While e-book pricing and delivery provided a subtext for much of the day, it was front and center at the publishing panel with David Young, chairman and CEO of Hachette; Madeline McIntosh, newly anointed president of sales, operations, and digital for Random House; and Drake McFeeley, president of W.W. Norton & Company; moderated by Barry Lynn of the New America Foundation think tank. “Our current policy is we release e-books at the same time as physical books,” said McIntosh. “I haven’t been convinced that it’s good for the author or consumer to delay the release. My fear is that the consumer who has fully embraced the technology will buy another e-book that is available or lose interest altogether. What if I train the consumer that the best scenario is to get it free?”

“I blame Mrs. Thatcher for I-want-it-and-I-want-it now,” said Young, who reiterated Hachette’s stance on e-books. “I see only a bleak future for $9.99. It devalues the book and the long career of those writers. It’s bestsellers, and it seems like selling off the family jewels.
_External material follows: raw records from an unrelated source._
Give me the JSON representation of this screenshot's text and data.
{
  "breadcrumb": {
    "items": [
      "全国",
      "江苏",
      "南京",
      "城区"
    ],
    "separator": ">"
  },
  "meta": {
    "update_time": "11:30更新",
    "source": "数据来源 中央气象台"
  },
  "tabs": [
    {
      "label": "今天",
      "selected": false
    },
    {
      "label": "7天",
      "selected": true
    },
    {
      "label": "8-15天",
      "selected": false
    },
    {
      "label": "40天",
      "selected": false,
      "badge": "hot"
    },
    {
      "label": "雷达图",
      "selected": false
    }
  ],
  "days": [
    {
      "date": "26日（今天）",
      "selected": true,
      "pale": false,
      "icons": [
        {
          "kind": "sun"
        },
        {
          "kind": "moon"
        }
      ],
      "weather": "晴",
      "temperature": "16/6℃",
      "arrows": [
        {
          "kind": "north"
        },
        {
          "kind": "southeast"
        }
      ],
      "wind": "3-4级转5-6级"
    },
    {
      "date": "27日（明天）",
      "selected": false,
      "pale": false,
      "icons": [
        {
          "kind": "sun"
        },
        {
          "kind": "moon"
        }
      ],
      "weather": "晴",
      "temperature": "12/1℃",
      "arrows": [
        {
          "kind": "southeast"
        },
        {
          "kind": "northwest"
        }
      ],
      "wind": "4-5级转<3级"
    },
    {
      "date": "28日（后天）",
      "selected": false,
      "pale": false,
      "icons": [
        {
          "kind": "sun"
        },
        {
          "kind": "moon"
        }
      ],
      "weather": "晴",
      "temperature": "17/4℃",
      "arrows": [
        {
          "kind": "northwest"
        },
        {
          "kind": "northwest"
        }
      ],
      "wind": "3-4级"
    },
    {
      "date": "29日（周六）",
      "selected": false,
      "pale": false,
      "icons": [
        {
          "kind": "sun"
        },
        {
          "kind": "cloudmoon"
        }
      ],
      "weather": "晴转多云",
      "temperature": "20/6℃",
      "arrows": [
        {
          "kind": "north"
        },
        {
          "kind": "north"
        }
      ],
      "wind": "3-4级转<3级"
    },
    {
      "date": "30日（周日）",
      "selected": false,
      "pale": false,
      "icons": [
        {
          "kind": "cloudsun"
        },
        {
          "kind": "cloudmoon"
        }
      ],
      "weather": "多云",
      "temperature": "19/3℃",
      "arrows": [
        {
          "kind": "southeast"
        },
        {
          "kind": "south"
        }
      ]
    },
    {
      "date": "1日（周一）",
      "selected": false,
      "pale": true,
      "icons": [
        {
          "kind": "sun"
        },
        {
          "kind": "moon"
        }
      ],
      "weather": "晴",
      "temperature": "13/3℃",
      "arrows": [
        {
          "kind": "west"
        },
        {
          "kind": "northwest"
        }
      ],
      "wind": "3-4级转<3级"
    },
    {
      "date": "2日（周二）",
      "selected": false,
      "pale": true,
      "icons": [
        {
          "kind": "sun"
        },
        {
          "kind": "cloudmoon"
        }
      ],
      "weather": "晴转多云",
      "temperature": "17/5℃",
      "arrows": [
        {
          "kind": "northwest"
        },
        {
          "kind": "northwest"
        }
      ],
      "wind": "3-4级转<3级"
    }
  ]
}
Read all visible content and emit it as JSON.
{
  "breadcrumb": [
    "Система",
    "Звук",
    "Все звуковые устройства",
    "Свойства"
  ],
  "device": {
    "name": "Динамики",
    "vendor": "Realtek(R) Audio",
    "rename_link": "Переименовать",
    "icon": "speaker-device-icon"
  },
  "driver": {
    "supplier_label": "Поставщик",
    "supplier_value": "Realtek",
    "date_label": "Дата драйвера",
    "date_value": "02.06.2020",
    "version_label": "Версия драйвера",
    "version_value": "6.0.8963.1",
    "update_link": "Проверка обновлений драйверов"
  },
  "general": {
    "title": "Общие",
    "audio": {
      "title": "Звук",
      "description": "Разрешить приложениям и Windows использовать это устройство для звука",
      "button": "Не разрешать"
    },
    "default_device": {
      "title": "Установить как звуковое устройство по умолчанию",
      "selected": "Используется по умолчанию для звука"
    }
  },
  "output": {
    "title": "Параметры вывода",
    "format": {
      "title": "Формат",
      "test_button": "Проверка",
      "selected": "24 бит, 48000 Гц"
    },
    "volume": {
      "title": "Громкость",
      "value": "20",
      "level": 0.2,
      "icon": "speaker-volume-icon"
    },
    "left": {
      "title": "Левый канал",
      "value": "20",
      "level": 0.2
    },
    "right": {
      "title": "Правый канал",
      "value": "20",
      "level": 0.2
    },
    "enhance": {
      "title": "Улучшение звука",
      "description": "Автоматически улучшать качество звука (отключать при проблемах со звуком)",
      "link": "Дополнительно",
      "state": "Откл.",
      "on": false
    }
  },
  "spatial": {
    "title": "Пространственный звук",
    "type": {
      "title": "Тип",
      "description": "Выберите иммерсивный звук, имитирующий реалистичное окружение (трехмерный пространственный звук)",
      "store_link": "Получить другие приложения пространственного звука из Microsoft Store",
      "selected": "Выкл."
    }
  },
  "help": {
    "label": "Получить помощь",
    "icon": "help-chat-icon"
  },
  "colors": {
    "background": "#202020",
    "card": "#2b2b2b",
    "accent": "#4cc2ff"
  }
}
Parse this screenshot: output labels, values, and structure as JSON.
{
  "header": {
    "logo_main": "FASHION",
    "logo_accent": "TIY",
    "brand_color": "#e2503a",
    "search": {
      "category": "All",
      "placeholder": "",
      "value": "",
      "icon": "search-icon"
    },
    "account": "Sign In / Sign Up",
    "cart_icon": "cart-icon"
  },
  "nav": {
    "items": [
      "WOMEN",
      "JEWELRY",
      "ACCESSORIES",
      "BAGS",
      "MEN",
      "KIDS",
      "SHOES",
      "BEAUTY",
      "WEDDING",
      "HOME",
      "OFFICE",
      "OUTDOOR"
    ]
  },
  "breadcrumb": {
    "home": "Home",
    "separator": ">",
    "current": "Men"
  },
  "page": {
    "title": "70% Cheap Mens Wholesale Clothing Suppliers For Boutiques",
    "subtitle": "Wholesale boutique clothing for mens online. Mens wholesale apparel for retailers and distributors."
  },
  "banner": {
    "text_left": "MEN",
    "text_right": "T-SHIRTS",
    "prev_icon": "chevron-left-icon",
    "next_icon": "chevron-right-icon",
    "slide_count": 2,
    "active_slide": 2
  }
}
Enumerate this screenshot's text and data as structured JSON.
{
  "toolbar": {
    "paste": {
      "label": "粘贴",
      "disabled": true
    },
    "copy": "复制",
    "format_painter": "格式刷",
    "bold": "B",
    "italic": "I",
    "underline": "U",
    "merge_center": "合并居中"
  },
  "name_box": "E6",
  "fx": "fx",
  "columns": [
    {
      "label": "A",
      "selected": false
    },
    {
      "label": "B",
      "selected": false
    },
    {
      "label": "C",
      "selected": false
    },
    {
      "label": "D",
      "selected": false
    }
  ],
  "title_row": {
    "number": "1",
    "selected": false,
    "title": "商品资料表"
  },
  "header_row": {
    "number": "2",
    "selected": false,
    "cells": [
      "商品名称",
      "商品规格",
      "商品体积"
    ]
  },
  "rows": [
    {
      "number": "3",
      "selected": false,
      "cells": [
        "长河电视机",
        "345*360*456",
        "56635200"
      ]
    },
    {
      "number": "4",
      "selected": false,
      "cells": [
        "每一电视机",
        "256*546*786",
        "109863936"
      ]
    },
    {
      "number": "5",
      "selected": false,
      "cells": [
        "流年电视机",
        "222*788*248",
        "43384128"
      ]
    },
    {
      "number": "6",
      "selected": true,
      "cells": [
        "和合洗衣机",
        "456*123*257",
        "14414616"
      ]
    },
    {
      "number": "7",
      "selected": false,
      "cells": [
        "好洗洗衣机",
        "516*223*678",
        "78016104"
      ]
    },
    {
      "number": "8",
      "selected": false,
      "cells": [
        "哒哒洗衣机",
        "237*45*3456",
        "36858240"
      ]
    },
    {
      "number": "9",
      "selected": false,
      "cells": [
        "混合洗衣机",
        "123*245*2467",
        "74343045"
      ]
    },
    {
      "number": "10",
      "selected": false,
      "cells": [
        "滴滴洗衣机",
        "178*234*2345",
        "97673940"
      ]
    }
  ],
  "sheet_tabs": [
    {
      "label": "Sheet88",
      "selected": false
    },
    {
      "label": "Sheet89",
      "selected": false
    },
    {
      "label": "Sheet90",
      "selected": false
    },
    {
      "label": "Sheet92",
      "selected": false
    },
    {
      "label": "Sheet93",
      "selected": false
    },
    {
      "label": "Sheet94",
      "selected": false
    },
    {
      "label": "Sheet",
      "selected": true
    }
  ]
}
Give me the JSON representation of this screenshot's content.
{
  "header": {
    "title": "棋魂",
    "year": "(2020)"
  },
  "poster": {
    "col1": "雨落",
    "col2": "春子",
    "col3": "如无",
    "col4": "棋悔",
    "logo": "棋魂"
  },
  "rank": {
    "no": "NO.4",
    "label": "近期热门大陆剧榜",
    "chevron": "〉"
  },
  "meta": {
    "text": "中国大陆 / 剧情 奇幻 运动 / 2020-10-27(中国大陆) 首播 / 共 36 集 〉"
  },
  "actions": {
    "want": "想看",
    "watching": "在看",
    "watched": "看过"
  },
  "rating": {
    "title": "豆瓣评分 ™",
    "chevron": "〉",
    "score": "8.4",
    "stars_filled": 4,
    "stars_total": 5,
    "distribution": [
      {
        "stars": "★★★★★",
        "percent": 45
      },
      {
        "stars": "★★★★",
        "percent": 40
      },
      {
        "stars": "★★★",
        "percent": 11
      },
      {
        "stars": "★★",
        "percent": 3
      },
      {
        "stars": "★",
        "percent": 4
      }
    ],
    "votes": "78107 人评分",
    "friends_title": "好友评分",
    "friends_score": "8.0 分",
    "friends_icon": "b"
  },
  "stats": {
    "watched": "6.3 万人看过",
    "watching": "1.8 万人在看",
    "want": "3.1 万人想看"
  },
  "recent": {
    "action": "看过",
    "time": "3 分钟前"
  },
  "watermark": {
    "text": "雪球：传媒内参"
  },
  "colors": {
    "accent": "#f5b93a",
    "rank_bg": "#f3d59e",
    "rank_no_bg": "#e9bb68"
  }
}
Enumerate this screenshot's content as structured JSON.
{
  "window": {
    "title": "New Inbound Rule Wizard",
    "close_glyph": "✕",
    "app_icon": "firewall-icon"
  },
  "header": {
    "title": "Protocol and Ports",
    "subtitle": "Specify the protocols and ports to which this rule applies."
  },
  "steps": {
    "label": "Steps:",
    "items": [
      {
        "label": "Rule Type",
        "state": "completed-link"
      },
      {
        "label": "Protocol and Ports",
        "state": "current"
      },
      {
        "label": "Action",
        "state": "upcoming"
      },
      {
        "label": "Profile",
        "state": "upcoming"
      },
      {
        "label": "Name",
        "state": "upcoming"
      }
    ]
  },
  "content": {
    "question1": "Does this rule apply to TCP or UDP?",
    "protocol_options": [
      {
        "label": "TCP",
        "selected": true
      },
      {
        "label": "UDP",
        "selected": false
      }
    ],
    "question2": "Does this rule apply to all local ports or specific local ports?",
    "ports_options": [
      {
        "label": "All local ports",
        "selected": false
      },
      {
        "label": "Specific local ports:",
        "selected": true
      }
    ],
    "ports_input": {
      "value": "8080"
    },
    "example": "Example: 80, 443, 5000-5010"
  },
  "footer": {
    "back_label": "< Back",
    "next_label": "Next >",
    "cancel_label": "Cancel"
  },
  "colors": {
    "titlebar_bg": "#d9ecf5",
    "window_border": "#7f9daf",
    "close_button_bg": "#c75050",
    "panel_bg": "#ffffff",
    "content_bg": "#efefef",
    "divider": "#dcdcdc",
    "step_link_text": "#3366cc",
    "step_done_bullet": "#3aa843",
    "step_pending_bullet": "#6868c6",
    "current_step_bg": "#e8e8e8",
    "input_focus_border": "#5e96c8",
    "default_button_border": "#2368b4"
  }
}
That’s why we took the road to announce windowing [or releasing the e-book after the print book]. I hope the agency model won’t force us to do it for very long.”

Despite the emphasis on digital, all three were enthusiastic about the long-term viability of physical books, which comprised more than 97% of sales last year for Hachette, 98.5% at Norton. “I still like the long form,” said McFeeley. “I like the book and I like it at its traditional length.” Added McIntosh, “I would hate to see you worried about a digital future that makes you take your eye off the ball of print.” She noted that Random continues to make print delivery a priority and has invested “several millions” in its warehouse to get physical books more quickly into booksellers’ hands.

As for Young, “what keeps me up at night,” he said, “is bookstore closings. What I want is a vibrant bookselling community.” And in a reference to Simon & Schuster’s rep layoff, he pledged that Hachette will continue to have its field team call on booksellers.

But Young’s words and those of McFeeley and McIntosh did little to sooth independent booksellers’ pent-up anger over publisher policies that they see as penalizing them, including loss of field reps. Sally Brewster, co-owner of Park Road Books in Charlotte, N.C., told the panelists that she found it “disturbing” to read in coverage on the Amazon war that consumers view $5 is a fair price for an e-book. “I think publishers have done a terrible job at expressing the value of a book. Why don’t you stop putting a price on it?” she inquired. Others questioned why publishers don’t bundle physical and digital books or even having publishers release hardcover, paperback, and e-book formats all at the same time.

With no quick resolution in sight to e-books, pricing, or even how independent booksellers will be able to participate, both publishers and booksellers could face a lot of sleepless nights.